How does Mass Start Speed Skating Work

Whatever you thought you knew about long-track speed skating, throw it out the window.

In contrast to previous races on the 400-meter oval, the mass start event will be completely new to the Olympic Games when it debuts next month in PyeongChang.

How does Mass Start Speed Skating Work

U.S. speedskater Joey Mantia put it best: “It’s like NASCAR on ice.” Bumping, drafting, and strategic manoeuvring are all in play…. In comparison to other long-track races, this one is a lot more interesting to witness.

How does Mass Start Speed Skating Work

Mass start, then, what is it? What it sounds like, Essentially.
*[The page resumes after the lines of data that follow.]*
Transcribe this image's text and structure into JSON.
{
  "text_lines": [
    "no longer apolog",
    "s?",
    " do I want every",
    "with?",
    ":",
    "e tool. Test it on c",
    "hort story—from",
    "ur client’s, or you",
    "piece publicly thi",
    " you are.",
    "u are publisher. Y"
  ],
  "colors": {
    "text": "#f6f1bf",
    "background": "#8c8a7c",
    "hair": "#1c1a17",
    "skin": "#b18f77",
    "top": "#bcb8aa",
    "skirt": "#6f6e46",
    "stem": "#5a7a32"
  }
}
Mass start begins with as many as 24 skaters who line up and start together, as opposed to the more common time trial format in which skaters compete in pairs against the clock. Following that, they compete in a 16-lap race to the finish, but there’s a catch.

In addition to the final sprint, there are three more spread out across the course of a mass start event. Each of these sprints has a top three finisher who receives points, as do the top three skaters overall.

Therefore, the top three finishers earn medals, while the remaining positions are assigned according to sprint points.

Races typically last about 7:30 minutes for men and a little over 8 minutes for women, so the entire duration will be filled with tactical skating, jockeying for position, and all-out sprints, especially near the finish line.

To put it another way, it’s not like any other Long track Race out there.

“You get to see the race evolve as it is occurring,” Mantia remarked.

U.S. teammate KC Boutiette chimed in, “There’s not one skater who won’t stay and watch it.”

The U.S. Olympic Team Trials for Long Track Speedskating culminate this week in Milwaukee with the mass start events for both men and women.

The teams will be decided based on a combination of this week’s results and those from the two races in the fall world cup qualifier.

In the men’s Competition, Several Athletes, Including Mantia and Boutiette, are in the Running for a Medal.

Boutiette was an early adopter of the “wheels-to-ice” concept in the ’90s and an Olympic Winter Games competitor through 2006.

Boutiette has gotten back into shape since the 2015 Olympics, when the mass start event was introduced. He would break the record for oldest Olympic speedskater set by Albert Tebbit of Great Britain in 1924, who was 52 years old.

The 31-year-old Mantia made the transition from inline to ice speedskating in 2011, and while he is competitive over a variety of distances, he considers the mass start to be “the ace under his sleeve.”

He explained, “It was something I was comfortable doing.” “Even if my time trialling efforts on the long track are not fruitful, I still have success in the mass start.”

In fact, Mantia finished last season as the world champion in the event (Boutiette was 12th). Another former inline skater, Heather Bergsma, placed third in the women’s race at the 2016 World Championships.

Starting a Large Number of People at once is not a Novel Idea.

All three of these winter sports—biathlon, cross-country skiing, and even short track speedskating—are based on the same fundamental idea. The 1932 Winter Olympics in Lake Placid followed a long-standing North American tradition by holding long-track competition in heats of six skaters.

The International Olympic Committee declared in 2015 that mass start would be included in the next Olympic programme, and the ISU included it to the World Cup circuit beginning with the 2011-12 season.

For skaters like Bergsma, Boutiette, and Mantia, who had previously competed in inline events, this was a much-appreciated change.

Mass start is also used in the Olympic event short track, which was introduced in 1992 and comprises heats of up to six skaters racing on an oval track measuring 111.12 metres in length, to assist capture some of the thrill of the event.

Mass start differs significantly from short track in that it features more skaters, longer distances, and intermediate sprints to keep things interesting.

Athletes are reluctant of making predictions about how the Olympic races will go because mass start is still relatively new.

However, there are a few things we can say with Absolute Certainty.

There is little chance, for instance, of seeing a skater perform the trick of going from one wire to another.

The drafting is a process in which “you don’t want to be in the lead too early, too long,” Mantia added. If there are two laps left, then it’s acceptable. But not a moment sooner.

The issue of teamwork and the willingness of countries to cooperate must also be considered. Boutiette emerged from the second sprint as the race leader in November of 2016 in Japan and went for it.

Mantia, who was in the pack, slowed down, allowing Boutiette to place second.

At the global championships, however, Mantia was victorious instead of Xiong.

Just like a gentleman’s agreement, I think we’re on the same page,” Mantia remarked. When you’re in a strong position, you should strive to take the cake.

At the September Team USA Media Summit, Boutiette was more forthright, saying that Mantia is the United States’ greatest hope for a gold medal, and that he would do anything he could to aid Mantia in his push for the medal if he were in a position to do so.

Boutiette remarked, “Joey’s our best man.”

To paraphrase, “I know if I skate with Joey he could definitely get me on the podium, but I could get him on top as long as he is at 100 percent and the race plays about a certain way.” As things stand, I am willing to do that. But it’s imperative that we both make the cut.